## Work request
Find the string "icon" in the data, and copy out each line that has it.

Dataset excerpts
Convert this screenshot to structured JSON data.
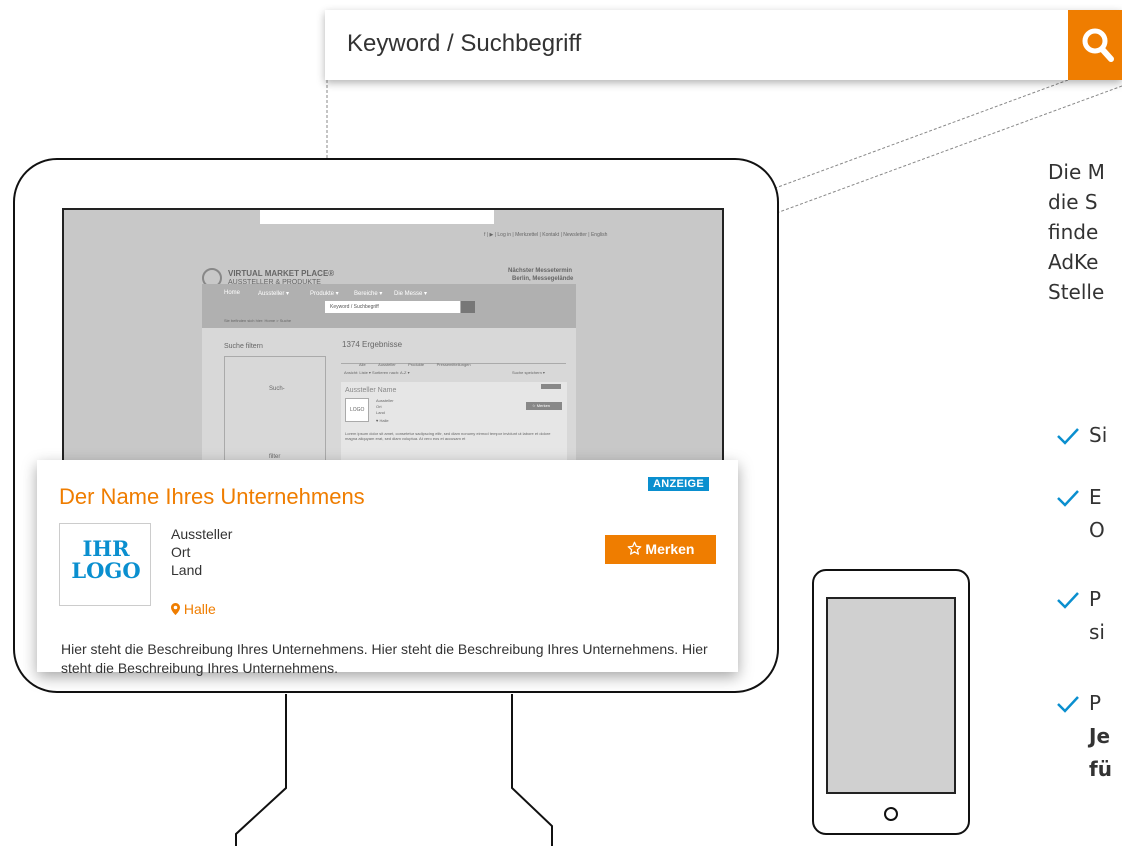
{
  "search": {
    "placeholder": "Keyword / Suchbegriff",
    "icon": "search-icon"
  },
  "mini_site": {
    "title_line1": "VIRTUAL MARKET PLACE®",
    "title_line2": "AUSSTELLER & PRODUKTE",
    "top_links": "f | ▶ | Log in | Merkzettel | Kontakt | Newsletter | English",
    "next_fair": "Nächster Messetermin",
    "next_fair_place": "Berlin, Messegelände",
    "nav": [
      "Home",
      "Aussteller ▾",
      "Produkte ▾",
      "Bereiche ▾",
      "Die Messe ▾"
    ],
    "search_placeholder": "Keyword / Suchbegriff",
    "breadcrumb": "Sie befinden sich hier: Home > Suche",
    "filter_title": "Suche filtern",
    "result_count": "1374 Ergebnisse",
    "tabs": [
      "Alle",
      "Aussteller",
      "Produkte",
      "Pressemitteilungen"
    ],
    "sort": "Ansicht: Liste ▾    Sortieren nach: A-Z ▾",
    "save": "Suche speichern ▾",
    "card_title": "Aussteller Name",
    "card_logo": "LOGO",
    "card_lines": [
      "Aussteller",
      "Ort",
      "Land"
    ],
    "card_merken": "☆ Merken",
    "card_hall": "♥ Halle",
    "card_desc": "Lorem ipsum dolor sit amet, consetetur sadipscing elitr, sed diam nonumy eirmod tempor invidunt ut labore et dolore magna aliquyam erat, sed diam voluptua. At vero eos et accusam et",
    "filter_rows": [
      "Such-",
      "filter"
    ]
  },
  "ad": {
    "company_name": "Der Name Ihres Unternehmens",
    "badge": "ANZEIGE",
    "logo": [
      "IHR",
      "LOGO"
    ],
    "details": [
      "Aussteller",
      "Ort",
      "Land"
    ],
    "hall": "Halle",
    "merken": "Merken",
    "description": "Hier steht die Beschreibung Ihres Unternehmens. Hier steht die Beschreibung Ihres Unternehmens. Hier steht die Beschreibung Ihres Unternehmens."
  },
  "right_text": {
    "lines": [
      "Die M",
      "die S",
      "finde",
      "AdKe",
      "Stelle"
    ],
    "checks": [
      {
        "line1": "Si",
        "line2": ""
      },
      {
        "line1": "E",
        "line2": "O"
      },
      {
        "line1": "P",
        "line2": "si"
      },
      {
        "line1": "P",
        "line2": "Je",
        "line3": "fü"
      }
    ]
  },
  "colors": {
    "accent": "#ef7d00",
    "badge": "#0a8fcf",
    "logo": "#0a8fcf"
  }
}
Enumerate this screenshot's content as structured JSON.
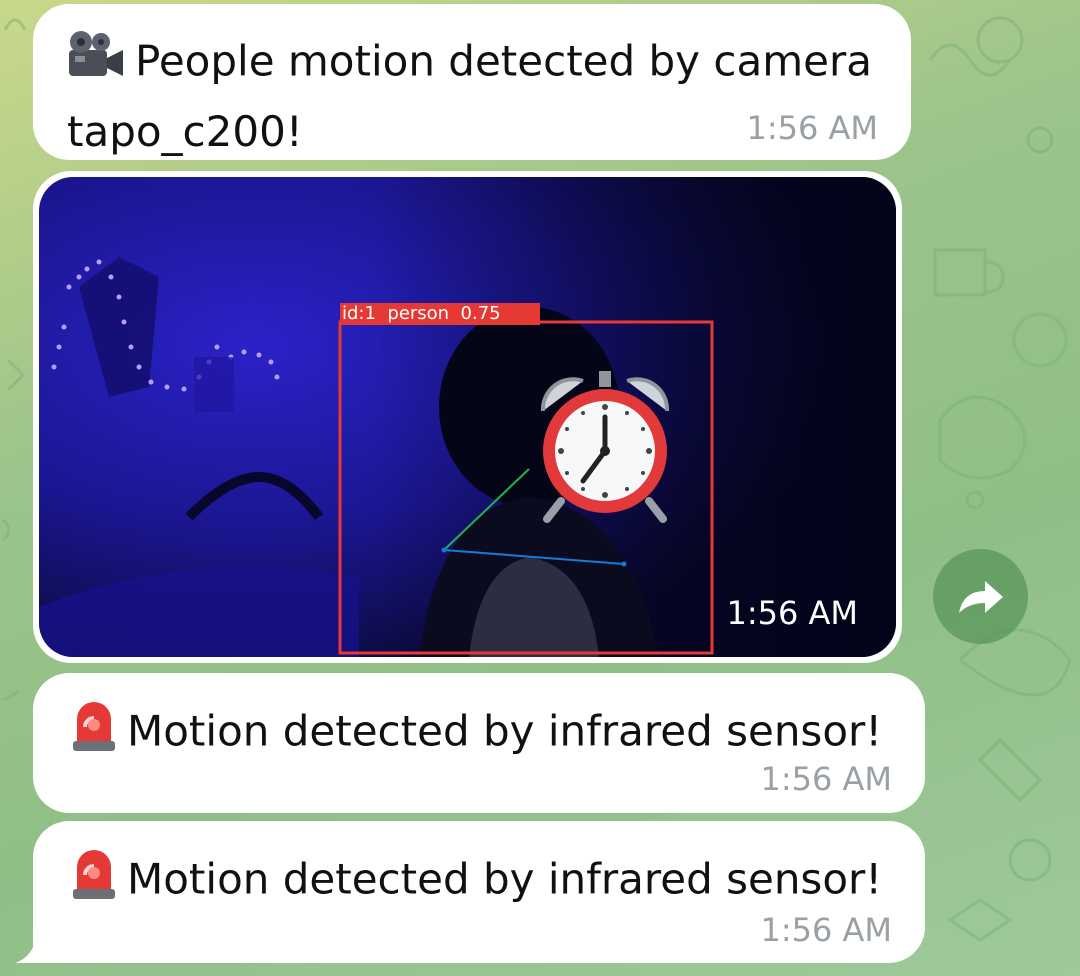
{
  "messages": [
    {
      "icon": "movie-camera-icon",
      "text": "People motion detected by camera tapo_c200!",
      "time": "1:56 AM"
    },
    {
      "type": "photo",
      "detection_label": "id:1  person  0.75",
      "overlay_icon": "alarm-clock-icon",
      "time": "1:56 AM"
    },
    {
      "icon": "police-light-icon",
      "text": "Motion detected by infrared sensor!",
      "time": "1:56 AM"
    },
    {
      "icon": "police-light-icon",
      "text": "Motion detected by infrared sensor!",
      "time": "1:56 AM"
    }
  ],
  "forward_button": {
    "icon": "forward-arrow-icon"
  },
  "colors": {
    "bubble": "#ffffff",
    "timestamp": "#9aa1a6",
    "detection_box": "#e53935",
    "forward_button": "#5a965a"
  }
}
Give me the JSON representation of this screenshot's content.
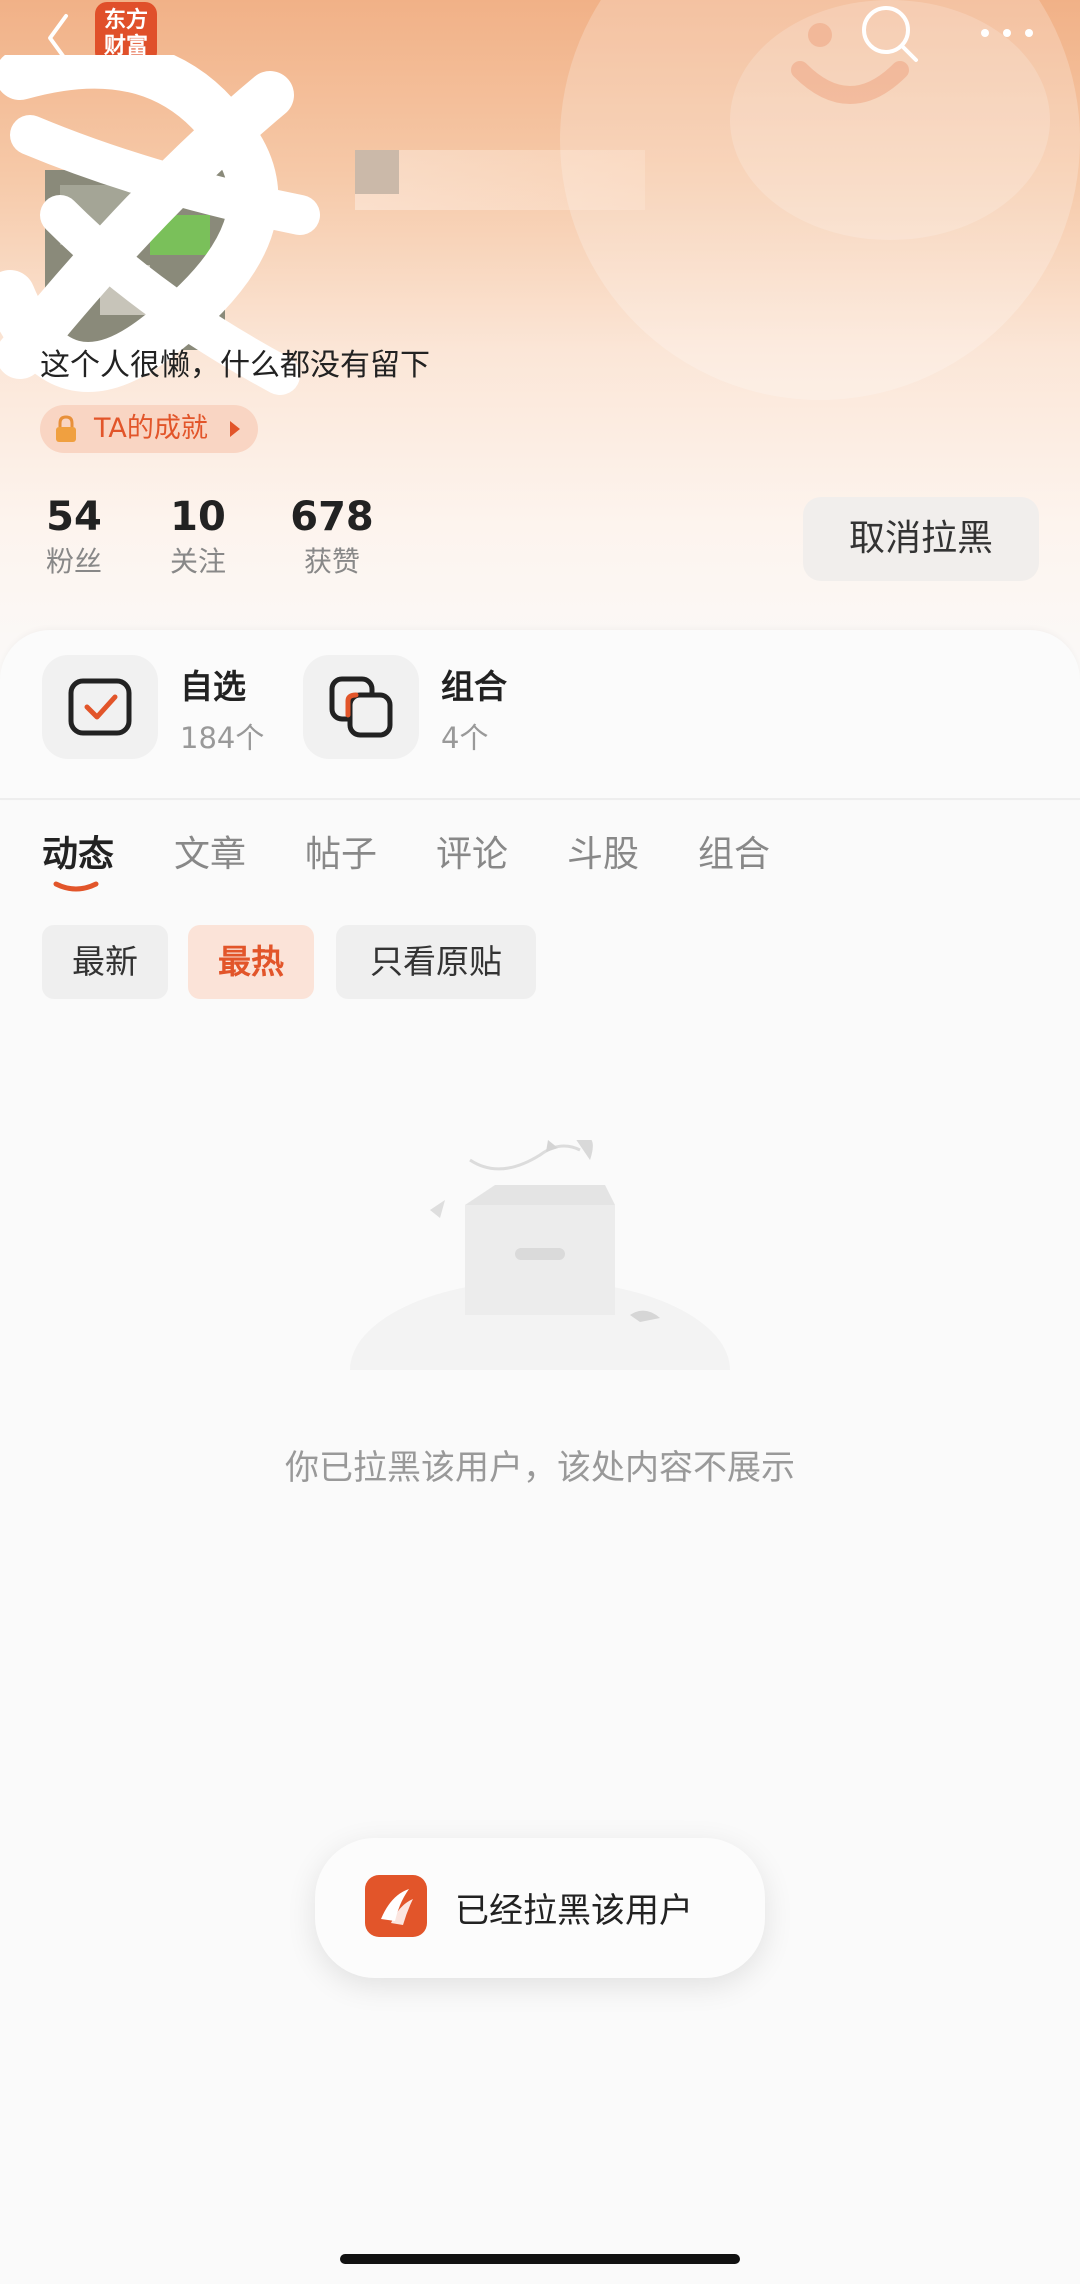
{
  "header": {
    "app_logo_text_line1": "东方",
    "app_logo_text_line2": "财富",
    "brand_color": "#e2552a"
  },
  "profile": {
    "bio": "这个人很懒，什么都没有留下",
    "achievement_badge": "TA的成就"
  },
  "stats": [
    {
      "value": "54",
      "label": "粉丝"
    },
    {
      "value": "10",
      "label": "关注"
    },
    {
      "value": "678",
      "label": "获赞"
    }
  ],
  "actions": {
    "unblock_label": "取消拉黑"
  },
  "portfolio": [
    {
      "title": "自选",
      "count": "184个",
      "icon": "checkbox-icon"
    },
    {
      "title": "组合",
      "count": "4个",
      "icon": "combo-icon"
    }
  ],
  "tabs": [
    "动态",
    "文章",
    "帖子",
    "评论",
    "斗股",
    "组合"
  ],
  "active_tab": "动态",
  "filters": [
    "最新",
    "最热",
    "只看原贴"
  ],
  "active_filter": "最热",
  "empty_state": {
    "message": "你已拉黑该用户，该处内容不展示"
  },
  "toast": {
    "message": "已经拉黑该用户"
  }
}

## Answer section
    "icon": "search-icon"
      "icon": "movie-camera-icon",
      "overlay_icon": "alarm-clock-icon",
      "icon": "police-light-icon",
      "icon": "police-light-icon",
    "icon": "forward-arrow-icon"
      "icon": "checkbox-icon"
      "icon": "combo-icon"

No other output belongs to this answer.